§ Instructions to follow
Among these records, tally each line with the word "Sizes"; the answer is that number alone.

(Stored data)
*** Block opens ***

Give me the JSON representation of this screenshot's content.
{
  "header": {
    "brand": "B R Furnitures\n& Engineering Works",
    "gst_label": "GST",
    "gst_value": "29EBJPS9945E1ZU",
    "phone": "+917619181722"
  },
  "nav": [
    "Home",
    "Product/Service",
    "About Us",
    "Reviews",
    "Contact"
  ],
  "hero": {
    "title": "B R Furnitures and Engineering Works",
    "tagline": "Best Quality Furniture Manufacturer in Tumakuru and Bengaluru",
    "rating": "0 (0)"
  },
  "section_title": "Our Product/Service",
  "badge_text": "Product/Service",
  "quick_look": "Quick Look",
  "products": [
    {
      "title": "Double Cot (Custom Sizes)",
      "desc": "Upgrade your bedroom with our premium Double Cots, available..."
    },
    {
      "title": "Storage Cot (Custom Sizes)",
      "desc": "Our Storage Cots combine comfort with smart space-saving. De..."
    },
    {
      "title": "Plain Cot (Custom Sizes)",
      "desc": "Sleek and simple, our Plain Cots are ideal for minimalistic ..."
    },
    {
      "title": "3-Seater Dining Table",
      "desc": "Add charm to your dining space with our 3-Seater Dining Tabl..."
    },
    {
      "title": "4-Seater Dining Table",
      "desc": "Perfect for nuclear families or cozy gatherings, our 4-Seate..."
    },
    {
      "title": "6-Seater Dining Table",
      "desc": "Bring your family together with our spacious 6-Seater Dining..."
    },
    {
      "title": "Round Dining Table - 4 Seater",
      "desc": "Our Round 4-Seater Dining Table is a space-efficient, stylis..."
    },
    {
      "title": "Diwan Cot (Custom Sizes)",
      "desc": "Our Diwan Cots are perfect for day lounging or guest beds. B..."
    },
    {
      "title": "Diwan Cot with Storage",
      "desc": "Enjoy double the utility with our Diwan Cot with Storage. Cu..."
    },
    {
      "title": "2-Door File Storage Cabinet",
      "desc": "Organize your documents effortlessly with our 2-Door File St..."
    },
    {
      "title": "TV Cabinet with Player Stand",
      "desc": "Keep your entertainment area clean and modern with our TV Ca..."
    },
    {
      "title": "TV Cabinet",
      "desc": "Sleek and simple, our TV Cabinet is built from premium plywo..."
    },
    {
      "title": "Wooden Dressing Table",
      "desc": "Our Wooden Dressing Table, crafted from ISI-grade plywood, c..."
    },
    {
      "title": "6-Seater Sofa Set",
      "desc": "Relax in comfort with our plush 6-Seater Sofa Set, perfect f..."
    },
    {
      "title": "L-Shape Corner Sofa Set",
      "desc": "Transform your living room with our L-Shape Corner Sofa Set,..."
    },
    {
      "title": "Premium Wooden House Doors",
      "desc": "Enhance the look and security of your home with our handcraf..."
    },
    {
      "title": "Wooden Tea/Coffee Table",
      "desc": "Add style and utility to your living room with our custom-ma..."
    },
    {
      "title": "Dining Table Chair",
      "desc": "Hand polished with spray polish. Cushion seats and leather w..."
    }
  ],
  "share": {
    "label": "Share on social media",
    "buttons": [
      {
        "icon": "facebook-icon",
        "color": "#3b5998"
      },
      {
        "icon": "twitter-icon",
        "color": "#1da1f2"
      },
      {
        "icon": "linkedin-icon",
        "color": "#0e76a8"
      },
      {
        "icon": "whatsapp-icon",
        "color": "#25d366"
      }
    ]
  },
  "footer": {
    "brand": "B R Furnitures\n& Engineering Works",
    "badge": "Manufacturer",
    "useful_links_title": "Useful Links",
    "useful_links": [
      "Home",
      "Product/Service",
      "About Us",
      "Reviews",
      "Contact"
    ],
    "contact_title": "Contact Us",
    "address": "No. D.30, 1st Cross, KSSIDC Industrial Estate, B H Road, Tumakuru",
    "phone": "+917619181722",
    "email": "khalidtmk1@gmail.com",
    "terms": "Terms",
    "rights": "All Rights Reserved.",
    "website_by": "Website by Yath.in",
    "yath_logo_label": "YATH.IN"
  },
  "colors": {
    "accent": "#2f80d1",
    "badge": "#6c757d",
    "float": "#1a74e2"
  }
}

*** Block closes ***

§ Solution
4